In this case a single chest tube is cannot cope with the major air leak.
Two, three or occasionally more tubes may be needed to manage the air leak. In these cases, thoracotomy is usually indicated to repair the airway and resect damaged lung.
Beware also the patient with bilateral tension pneumothoraxes.
The trachea is central, while percussion and breath sounds are equal on both sides. These patients are usually hemodynamically compromised or in traumatic arrest.
Emergent bilateral chest decompression should be part of the procedure for traumatic arrest where this is a possibility.
There is one (rare) chest X-ray that shows the characteristic apparent “disappearance of the heart” with bilateral tension pneumothoraxes.
Classical management of tension pneumothorax is emergent chest decompression with needle thoracostomy.
A 14-16G intravenous cannula is inserted into the second rib space in the mid-clavicular line.
The needle is advanced until air can be aspirated into a syringe connected to the needle.
The needle is withdrawn and the cannula is left open to air. An immediate rush of air out of the chest indicates the presence of a tension pneumothorax.
The maneuver essentially converts a tension pneumothorax into a simple pneumothorax.
Many texts will state that a tension pneumothorax is a clinical diagnosis and should be treated with needle thoracostomy prior to any imaging.
Recently this dogma has been called into question.
Needle thoracostomy is probably not as benign an intervention as previously thought, and often is simply ineffective in relieving a tension pneumothorax.
If no rush of air is heard on insertion, it is impossible to know whether there really was a tension or not, and whether the needle actually reached the pleural cavity at all.

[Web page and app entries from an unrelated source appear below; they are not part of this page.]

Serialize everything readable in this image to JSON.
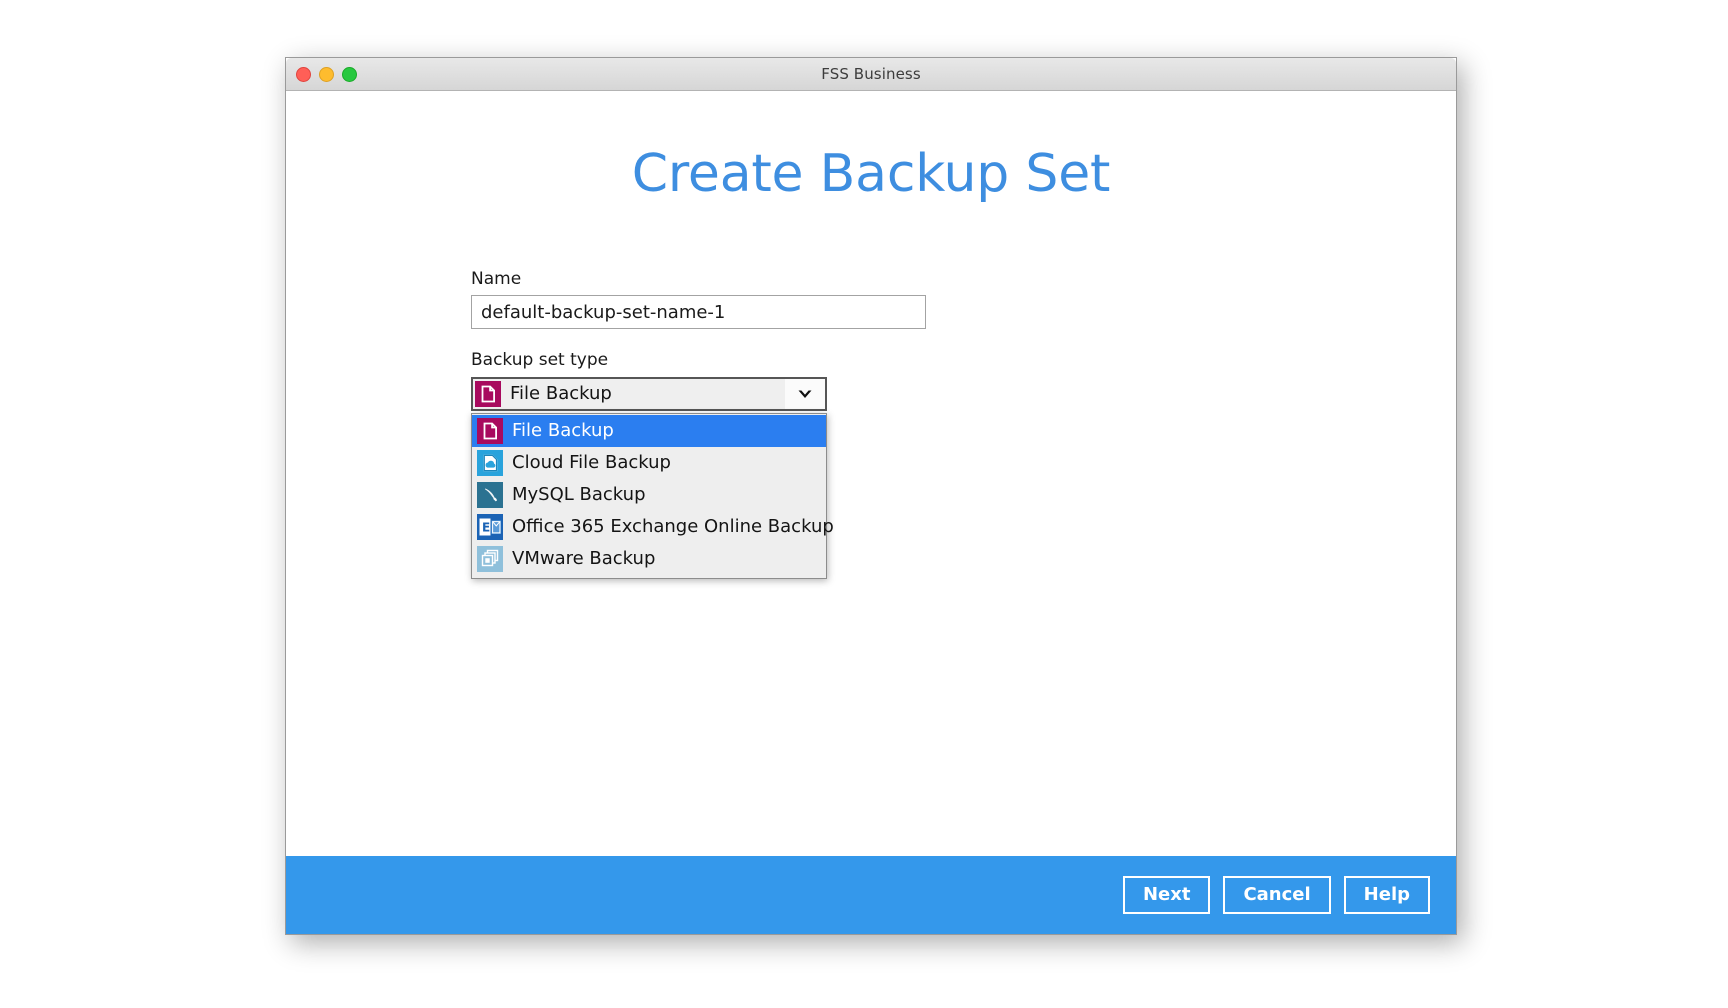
{
  "window": {
    "title": "FSS Business",
    "traffic_lights": [
      {
        "name": "close",
        "color": "#ff5f57"
      },
      {
        "name": "minimize",
        "color": "#febc2e"
      },
      {
        "name": "zoom",
        "color": "#28c840"
      }
    ]
  },
  "page": {
    "title": "Create Backup Set",
    "title_color": "#3e8ee0"
  },
  "form": {
    "name": {
      "label": "Name",
      "value": "default-backup-set-name-1",
      "placeholder": "default-backup-set-name-1"
    },
    "backup_set_type": {
      "label": "Backup set type",
      "selected": "File Backup",
      "selected_icon": "file-backup-icon",
      "expanded": true,
      "options": [
        {
          "label": "File Backup",
          "icon": "file-backup-icon",
          "selected": true
        },
        {
          "label": "Cloud File Backup",
          "icon": "cloud-file-backup-icon",
          "selected": false
        },
        {
          "label": "MySQL Backup",
          "icon": "mysql-backup-icon",
          "selected": false
        },
        {
          "label": "Office 365 Exchange Online Backup",
          "icon": "office365-exchange-icon",
          "selected": false
        },
        {
          "label": "VMware Backup",
          "icon": "vmware-backup-icon",
          "selected": false
        }
      ]
    }
  },
  "footer": {
    "background": "#3498eb",
    "buttons": [
      {
        "label": "Next",
        "name": "next-button"
      },
      {
        "label": "Cancel",
        "name": "cancel-button"
      },
      {
        "label": "Help",
        "name": "help-button"
      }
    ]
  },
  "colors": {
    "accent_blue": "#3498eb",
    "highlight_blue": "#2b7ef0",
    "file_backup_magenta": "#a80a5e",
    "cloud_blue": "#29a3dc",
    "mysql_teal": "#2b7291",
    "office_blue": "#1b63b5",
    "vmware_light_blue": "#8fc0db"
  }
}
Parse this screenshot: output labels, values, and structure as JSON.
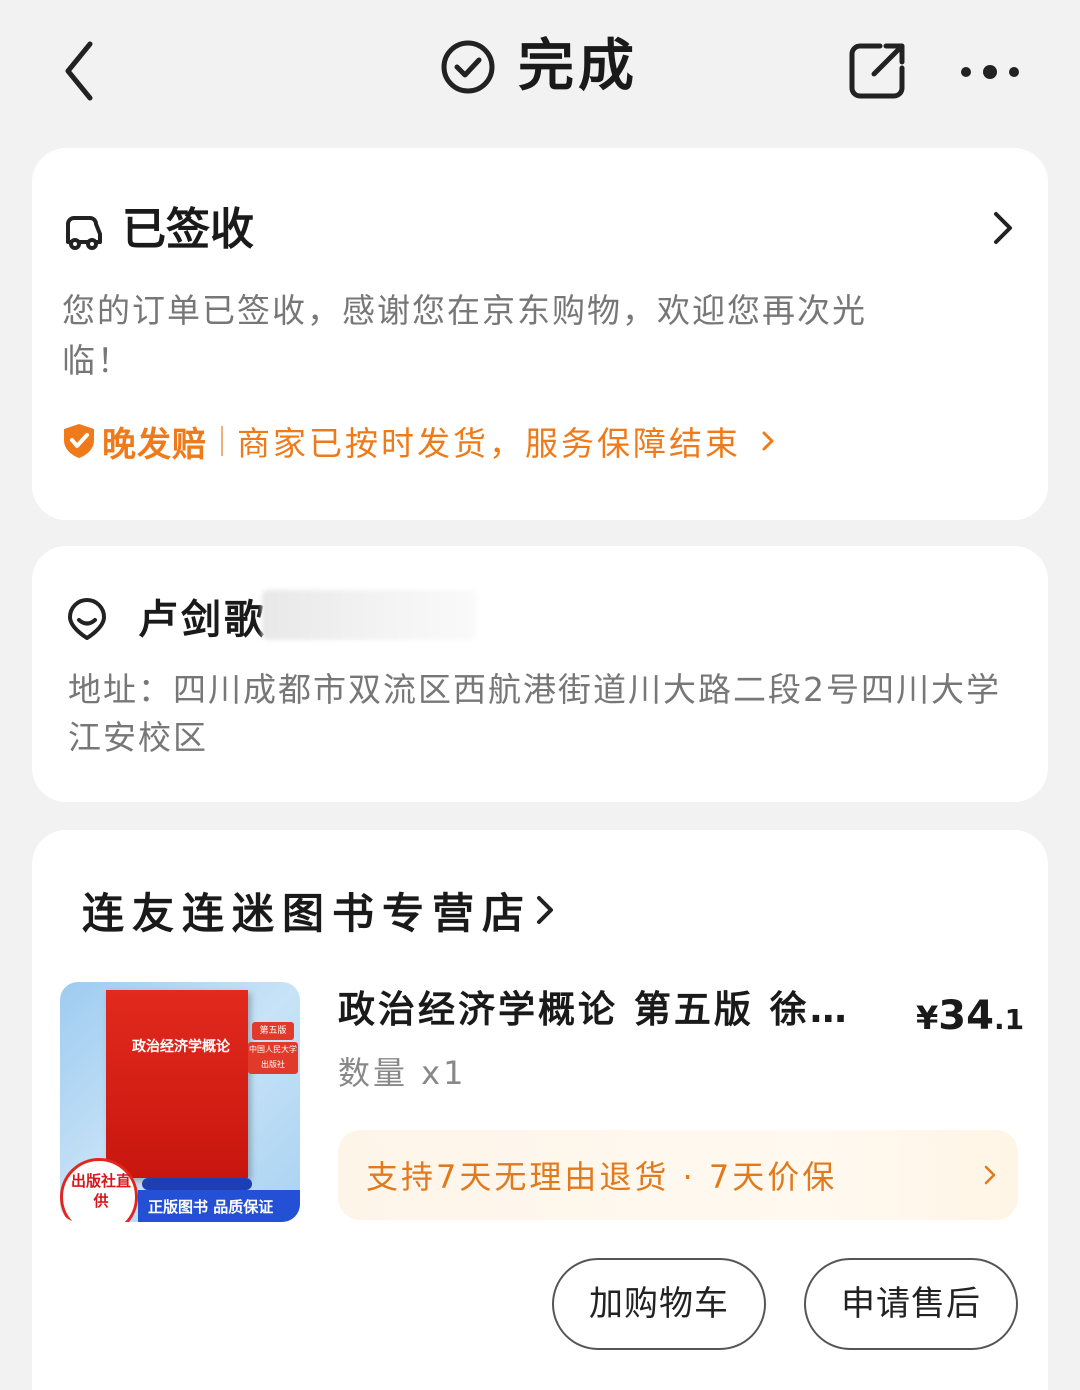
{
  "header": {
    "title": "完成",
    "icons": {
      "back": "back-arrow-icon",
      "status": "check-circle-icon",
      "share": "share-icon",
      "more": "more-dots-icon"
    }
  },
  "delivery": {
    "status": "已签收",
    "description": "您的订单已签收，感谢您在京东购物，欢迎您再次光临！",
    "guarantee_badge": "晚发赔",
    "guarantee_text": "商家已按时发货，服务保障结束",
    "accent_color": "#ef7a1a"
  },
  "recipient": {
    "name": "卢剑歌",
    "address": "地址：四川成都市双流区西航港街道川大路二段2号四川大学江安校区"
  },
  "order": {
    "shop_name": "连友连迷图书专营店",
    "product": {
      "title": "政治经济学概论 第五版 徐…",
      "price_currency": "¥",
      "price_int": "34",
      "price_dec": ".1",
      "quantity": "数量 x1",
      "service": "支持7天无理由退货 · 7天价保",
      "image": {
        "book_title": "政治经济学概论",
        "edition": "第五版",
        "publisher": "中国人民大学出版社",
        "badge_circle": "出版社直供",
        "badge_bar": "正版图书 品质保证"
      }
    },
    "buttons": {
      "add_cart": "加购物车",
      "after_sale": "申请售后"
    }
  }
}
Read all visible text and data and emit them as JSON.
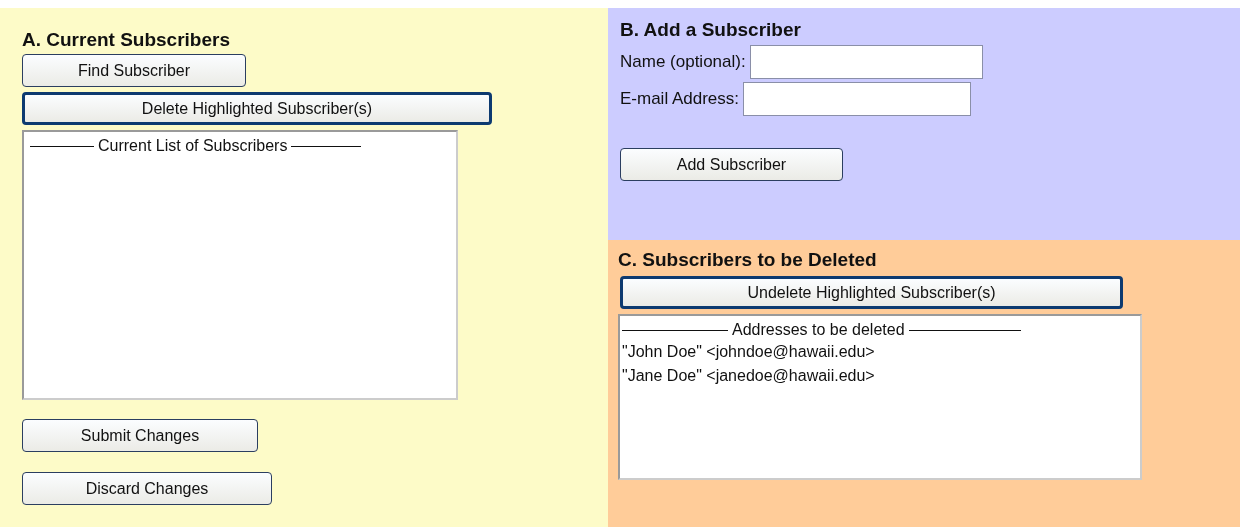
{
  "current_subscribers": {
    "title": "A. Current Subscribers",
    "top_buttons": [
      {
        "label": "Find Subscriber",
        "focused": false
      },
      {
        "label": "Delete Highlighted Subscriber(s)",
        "focused": true
      }
    ],
    "list": {
      "header": "Current List of Subscribers"
    },
    "bottom_buttons": [
      {
        "label": "Submit Changes",
        "focused": false
      },
      {
        "label": "Discard Changes",
        "focused": false
      }
    ]
  },
  "add_subscriber": {
    "title": "B. Add a Subscriber",
    "fields": [
      {
        "label": "Name (optional):"
      },
      {
        "label": "E-mail Address:"
      }
    ],
    "button": {
      "label": "Add Subscriber",
      "focused": false
    }
  },
  "to_be_deleted": {
    "title": "C. Subscribers to be Deleted",
    "button": {
      "label": "Undelete Highlighted Subscriber(s)",
      "focused": true
    },
    "list": {
      "header": "Addresses to be deleted",
      "items": [
        {
          "text": "\"John Doe\" <johndoe@hawaii.edu>"
        },
        {
          "text": "\"Jane Doe\" <janedoe@hawaii.edu>"
        }
      ]
    }
  }
}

Some heavy-set patients may have very thick chest walls.
Needle thoracostomies are also prone to blockage, kinking, dislodging and falling out. Thus, a relieved tension may re-accumulate undetected.
More importantly is the possibility of lung laceration with the needle, especially if no pneumothorax is present initially. Air embolism through such a laceration is also a real concern.
In the absence of hemodynamic compromise, it is prudent to wait for the results of an emergent chest X-ray prior to intervention.
This will avoid patients such as that shown below, where a right upper lobe collapse due to endobronchial intubation resulted in hypoxia and tracheal deviation - mimicking a tension pneumothorax on the opposite side.
The patient received an unnecessary left chest tube.
The trauma-list has extensively debated needle thoracocentesis and discussions has been archived. The conclusion of the debate was:
1. Needle decompression can be associated with complications.
2. It should not be used lightly.
3. It should never be used just because we don't hear breath sounds on one side. BUT...
4. ...in clear cut cases: shock with distended neck veins, reduced breath sounds, deviated trachea, it could be life saving.
Chest Drain Placement
Chest tube placement is the definitive treatment of traumatic pneumothorax.
In most centers, chest tubes should be immediately available in the resuscitation room and placement is usually rapid.
The controlled placement of a chest tube is preferable to blind needle thoracostomy. This is provided the patient’s respiratory and hemodynamic status will tolerate the extra minutes it takes to perform the surgical thoracostomy.
Once the pleura is entered (blunt dissection), the tension is decompressed and chest tube placement can be performed without haste.
This is especially true of the patient who is being manually ventilated with positive pressure, and surgical thoracostomies without chest tube placement have been described in the prehospital setting.
Tension gastrothorax has been described and may be confused with a tension pneumothorax.
There is hemodynamic compromise, tracheal and mediastinal deviation, and decreased air entry in the affected hemithorax (usually left).
Tension gastrothorax occurs in spontaneously breathing patients with a large diaphragmatic tear (usually blunt trauma).
This emphasizes the importance of blunt dissection and examining the pleural space with a finger prior to chest tube insertion.